UNM is committed to providing courses that are inclusive and accessible for all participants. As your instructor, it is my objective to facilitate an accessible classroom setting, in which students have full access and opportunity. If you are experiencing physical or academic barriers, or concerns related to mental health, physical health and/or COVID-19, please consult with me after class, via email/phone or during office hours. You are also encouraged to contact the Accessibility Resource Center at email@example.com or by phone 277-3506.
In accordance with University Policy 2310 and the Americans with Disabilities Act (ADA), academic accommodations may be made for any student who notifies the instructor of the need for an accommodation. It is imperative that you take the initiative to bring such needs to the instructor’s attention, as I am not legally permitted to inquire. Students who may require assistance in emergency evacuations should contact the instructor as to the most appropriate procedures to follow. Contact the Accessibility Resource Center at 277-3506 or firstname.lastname@example.org for additional information.
Students who ask for help are successful students. I encourage students to be familiar with services and policies that can help them navigate UNM successfully. Many services exist to help you succeed academically, such as peer tutoring at CAPS and various mental health resources. Also see the UNM student guide.
Please ask for help in understanding and avoiding plagiarism (passing the work or words of others off as your own) or other forms academic dishonesty. Doing something dishonest in a class or on an assignment can lead to serious academic consequences, including failing grades and expulsion from the University. Come talk with me about your concerns or needs for academic flexibility or talk with support staff at one of our student resource centers before you do something that may endanger your academic career.
Founded in 1889, the University of New Mexico sits on the stolen traditional homelands of the Tiwa people, whose descendants today include the Pueblos of Sandia and Isleta.
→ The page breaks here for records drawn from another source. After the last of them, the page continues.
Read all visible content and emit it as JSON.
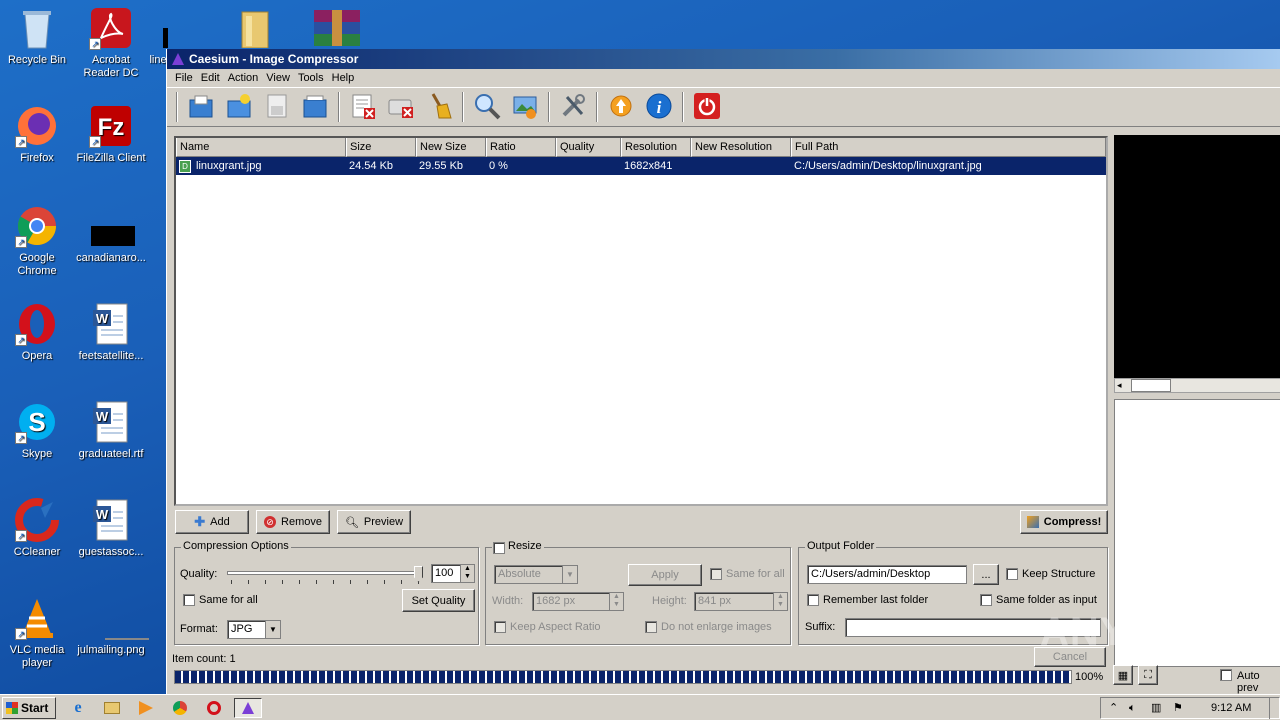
{
  "desktop": {
    "icons": [
      {
        "label": "Recycle Bin"
      },
      {
        "label": "Acrobat Reader DC"
      },
      {
        "label": "line"
      },
      {
        "label": "Firefox"
      },
      {
        "label": "FileZilla Client"
      },
      {
        "label": "Google Chrome"
      },
      {
        "label": "canadianaro..."
      },
      {
        "label": "Opera"
      },
      {
        "label": "feetsatellite..."
      },
      {
        "label": "Skype"
      },
      {
        "label": "graduateel.rtf"
      },
      {
        "label": "CCleaner"
      },
      {
        "label": "guestassoc..."
      },
      {
        "label": "VLC media player"
      },
      {
        "label": "julmailing.png"
      }
    ]
  },
  "window": {
    "title": "Caesium - Image Compressor",
    "menu": [
      "File",
      "Edit",
      "Action",
      "View",
      "Tools",
      "Help"
    ],
    "toolbar": [
      "open-folder",
      "new-folder",
      "save",
      "open",
      "remove-item",
      "clear-list",
      "clean",
      "search",
      "preview-image",
      "settings",
      "update",
      "about",
      "exit"
    ],
    "list": {
      "columns": [
        "Name",
        "Size",
        "New Size",
        "Ratio",
        "Quality",
        "Resolution",
        "New Resolution",
        "Full Path"
      ],
      "rows": [
        {
          "name": "linuxgrant.jpg",
          "size": "24.54 Kb",
          "new_size": "29.55 Kb",
          "ratio": "0 %",
          "quality": "",
          "resolution": "1682x841",
          "new_resolution": "",
          "path": "C:/Users/admin/Desktop/linuxgrant.jpg"
        }
      ]
    },
    "buttons": {
      "add": "Add",
      "remove": "Remove",
      "preview": "Preview",
      "compress": "Compress!"
    },
    "compression": {
      "title": "Compression Options",
      "quality_label": "Quality:",
      "quality_value": "100",
      "quality_level": 1.0,
      "same_for_all": "Same for all",
      "set_quality": "Set Quality",
      "format_label": "Format:",
      "format_value": "JPG"
    },
    "resize": {
      "title": "Resize",
      "mode": "Absolute",
      "apply": "Apply",
      "same_for_all": "Same for all",
      "width_label": "Width:",
      "width_value": "1682 px",
      "height_label": "Height:",
      "height_value": "841 px",
      "keep_aspect": "Keep Aspect Ratio",
      "no_enlarge": "Do not enlarge images"
    },
    "output": {
      "title": "Output Folder",
      "path": "C:/Users/admin/Desktop",
      "browse": "...",
      "keep_structure": "Keep Structure",
      "remember_last": "Remember last folder",
      "same_as_input": "Same folder as input",
      "suffix_label": "Suffix:",
      "suffix_value": ""
    },
    "status": {
      "item_count": "Item count: 1",
      "cancel": "Cancel",
      "progress_percent": "100%",
      "progress": 1.0,
      "auto_preview": "Auto prev"
    }
  },
  "taskbar": {
    "start": "Start",
    "time": "9:12 AM"
  },
  "watermark": "ANY.RUN"
}
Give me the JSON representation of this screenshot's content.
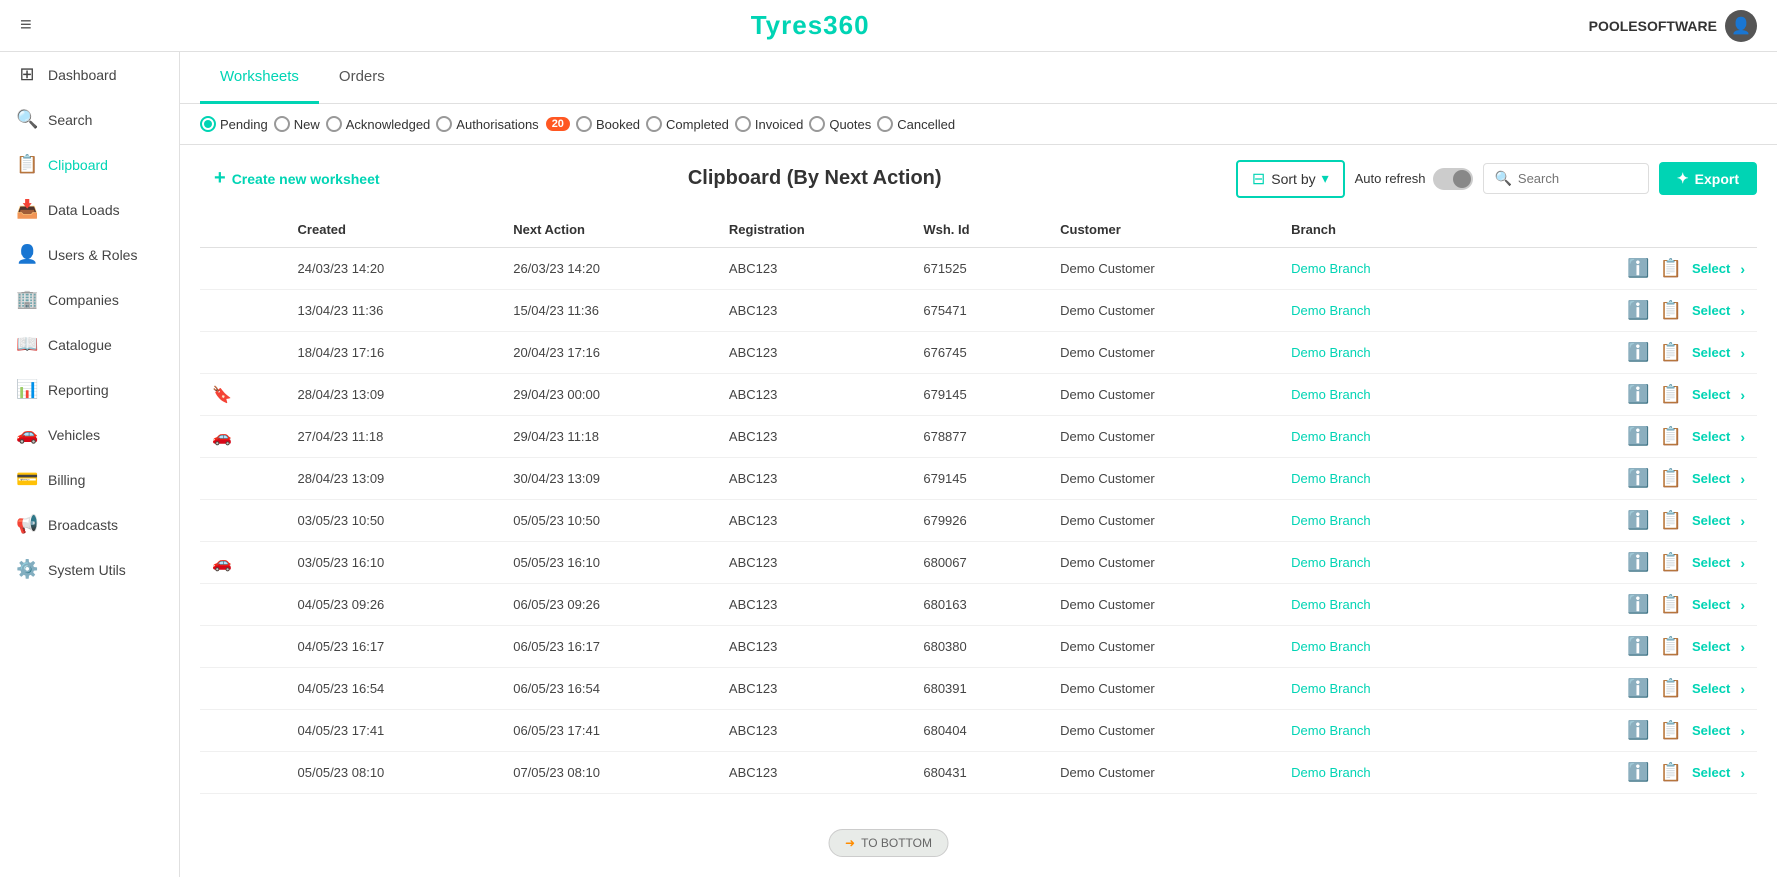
{
  "app": {
    "title": "Tyres360",
    "user": "POOLESOFTWARE"
  },
  "topbar": {
    "hamburger": "≡"
  },
  "sidebar": {
    "items": [
      {
        "id": "dashboard",
        "label": "Dashboard",
        "icon": "⊞",
        "active": false
      },
      {
        "id": "search",
        "label": "Search",
        "icon": "🔍",
        "active": false
      },
      {
        "id": "clipboard",
        "label": "Clipboard",
        "icon": "📋",
        "active": true
      },
      {
        "id": "data-loads",
        "label": "Data Loads",
        "icon": "📥",
        "active": false
      },
      {
        "id": "users-roles",
        "label": "Users & Roles",
        "icon": "👤",
        "active": false
      },
      {
        "id": "companies",
        "label": "Companies",
        "icon": "🏢",
        "active": false
      },
      {
        "id": "catalogue",
        "label": "Catalogue",
        "icon": "📖",
        "active": false
      },
      {
        "id": "reporting",
        "label": "Reporting",
        "icon": "📊",
        "active": false
      },
      {
        "id": "vehicles",
        "label": "Vehicles",
        "icon": "🚗",
        "active": false
      },
      {
        "id": "billing",
        "label": "Billing",
        "icon": "💳",
        "active": false
      },
      {
        "id": "broadcasts",
        "label": "Broadcasts",
        "icon": "📢",
        "active": false
      },
      {
        "id": "system-utils",
        "label": "System Utils",
        "icon": "⚙️",
        "active": false
      }
    ]
  },
  "tabs": [
    {
      "id": "worksheets",
      "label": "Worksheets",
      "active": true
    },
    {
      "id": "orders",
      "label": "Orders",
      "active": false
    }
  ],
  "filters": [
    {
      "id": "pending",
      "label": "Pending",
      "checked": true,
      "badge": null
    },
    {
      "id": "new",
      "label": "New",
      "checked": false,
      "badge": null
    },
    {
      "id": "acknowledged",
      "label": "Acknowledged",
      "checked": false,
      "badge": null
    },
    {
      "id": "authorisations",
      "label": "Authorisations",
      "checked": false,
      "badge": "20"
    },
    {
      "id": "booked",
      "label": "Booked",
      "checked": false,
      "badge": null
    },
    {
      "id": "completed",
      "label": "Completed",
      "checked": false,
      "badge": null
    },
    {
      "id": "invoiced",
      "label": "Invoiced",
      "checked": false,
      "badge": null
    },
    {
      "id": "quotes",
      "label": "Quotes",
      "checked": false,
      "badge": null
    },
    {
      "id": "cancelled",
      "label": "Cancelled",
      "checked": false,
      "badge": null
    }
  ],
  "toolbar": {
    "create_label": "Create new worksheet",
    "title": "Clipboard (By Next Action)",
    "sort_label": "Sort by",
    "auto_refresh_label": "Auto refresh",
    "search_placeholder": "Search",
    "export_label": "Export"
  },
  "table": {
    "columns": [
      "",
      "Created",
      "Next Action",
      "Registration",
      "Wsh. Id",
      "Customer",
      "Branch",
      ""
    ],
    "rows": [
      {
        "icon": "",
        "created": "24/03/23 14:20",
        "next_action": "26/03/23 14:20",
        "registration": "ABC123",
        "wsh_id": "671525",
        "customer": "Demo Customer",
        "branch": "Demo Branch"
      },
      {
        "icon": "",
        "created": "13/04/23 11:36",
        "next_action": "15/04/23 11:36",
        "registration": "ABC123",
        "wsh_id": "675471",
        "customer": "Demo Customer",
        "branch": "Demo Branch"
      },
      {
        "icon": "",
        "created": "18/04/23 17:16",
        "next_action": "20/04/23 17:16",
        "registration": "ABC123",
        "wsh_id": "676745",
        "customer": "Demo Customer",
        "branch": "Demo Branch"
      },
      {
        "icon": "bookmark",
        "created": "28/04/23 13:09",
        "next_action": "29/04/23 00:00",
        "registration": "ABC123",
        "wsh_id": "679145",
        "customer": "Demo Customer",
        "branch": "Demo Branch"
      },
      {
        "icon": "vehicle",
        "created": "27/04/23 11:18",
        "next_action": "29/04/23 11:18",
        "registration": "ABC123",
        "wsh_id": "678877",
        "customer": "Demo Customer",
        "branch": "Demo Branch"
      },
      {
        "icon": "",
        "created": "28/04/23 13:09",
        "next_action": "30/04/23 13:09",
        "registration": "ABC123",
        "wsh_id": "679145",
        "customer": "Demo Customer",
        "branch": "Demo Branch"
      },
      {
        "icon": "",
        "created": "03/05/23 10:50",
        "next_action": "05/05/23 10:50",
        "registration": "ABC123",
        "wsh_id": "679926",
        "customer": "Demo Customer",
        "branch": "Demo Branch"
      },
      {
        "icon": "vehicle",
        "created": "03/05/23 16:10",
        "next_action": "05/05/23 16:10",
        "registration": "ABC123",
        "wsh_id": "680067",
        "customer": "Demo Customer",
        "branch": "Demo Branch"
      },
      {
        "icon": "",
        "created": "04/05/23 09:26",
        "next_action": "06/05/23 09:26",
        "registration": "ABC123",
        "wsh_id": "680163",
        "customer": "Demo Customer",
        "branch": "Demo Branch"
      },
      {
        "icon": "",
        "created": "04/05/23 16:17",
        "next_action": "06/05/23 16:17",
        "registration": "ABC123",
        "wsh_id": "680380",
        "customer": "Demo Customer",
        "branch": "Demo Branch"
      },
      {
        "icon": "",
        "created": "04/05/23 16:54",
        "next_action": "06/05/23 16:54",
        "registration": "ABC123",
        "wsh_id": "680391",
        "customer": "Demo Customer",
        "branch": "Demo Branch"
      },
      {
        "icon": "",
        "created": "04/05/23 17:41",
        "next_action": "06/05/23 17:41",
        "registration": "ABC123",
        "wsh_id": "680404",
        "customer": "Demo Customer",
        "branch": "Demo Branch"
      },
      {
        "icon": "",
        "created": "05/05/23 08:10",
        "next_action": "07/05/23 08:10",
        "registration": "ABC123",
        "wsh_id": "680431",
        "customer": "Demo Customer",
        "branch": "Demo Branch"
      }
    ],
    "select_label": "Select",
    "row_actions": {
      "info": "ℹ",
      "list": "≡",
      "select": "Select",
      "chevron": "›"
    }
  },
  "bottom_bar": {
    "label": "TO BOTTOM",
    "arrow": "➜"
  },
  "colors": {
    "accent": "#00d4b4",
    "badge": "#ff5722"
  }
}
The original peoples of New Mexico – Pueblo, Diné (Navajo), Apache, Comanche, Ute, Genízaro and others – since time immemorial, have deep connections to the land and have made significant contributions to the broader community statewide. We honor the both land itself and especially those who survived colonization throughout the generations.